Parasitic Disease Surveillance, Mississippi, USA

Richard S. Bradbury; Meredith Lane; Irene Arguello; Sukwan Handali; Gretchen Cooley; Nils Pilotte; John M. Williams; Sam Jameson; Susan P. Montgomery; Kathryn Hellmann; Michelle Tharp; Lisa Haynie; Regina Galloway; Bruce Brackin; Brian Kirmse; Lisa Stempak; Paul Byers; Steven Williams; Fazlay Faruque; Charlotte V. Hobbs


Emerging Infectious Diseases. 2021;27(8):2201-2204. 

In This Article

Abstract and Introduction
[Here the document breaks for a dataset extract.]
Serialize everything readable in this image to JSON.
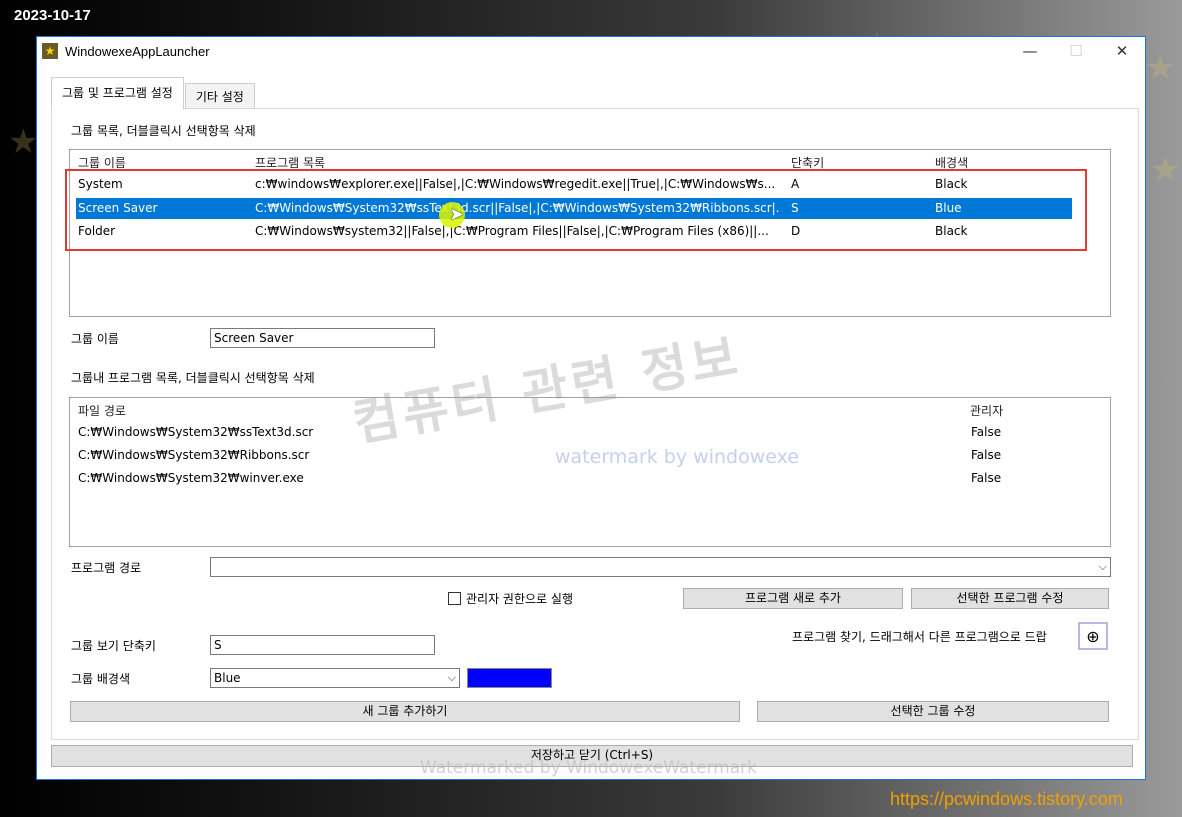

Surveillance for soil-transmitted helminths, strongyloidiasis, cryptosporidiosis, and giardiasis was conducted in Mississippi, USA. PCR performed on 224 fecal samples for all soil-transmitted helminths and on 370 samples for only Necator americanus and Strongyloides stercoralis identified 1 S. stercoralis infection. Seroprevalences were 8.8% for Toxocara, 27.4% for Cryptosporidium, 5.7% for Giardia, and 0.2% for Strongyloides parasites.


Human populations in the state of Mississippi and the rest of the southeastern United States have historically been at risk for hookworm and other parasitic diseases.[1,2] With improved sanitation and economic development, soil-transmitted helminths (STH), including the hookworms Ascaris lumbricoides and Trichuris trichiura, were presumed to have been eliminated. However, a recent report of continued hookworm and strongyloidiasis transmission in a community without access to proper sanitation in Alabama, USA, has challenged this assumption.[3]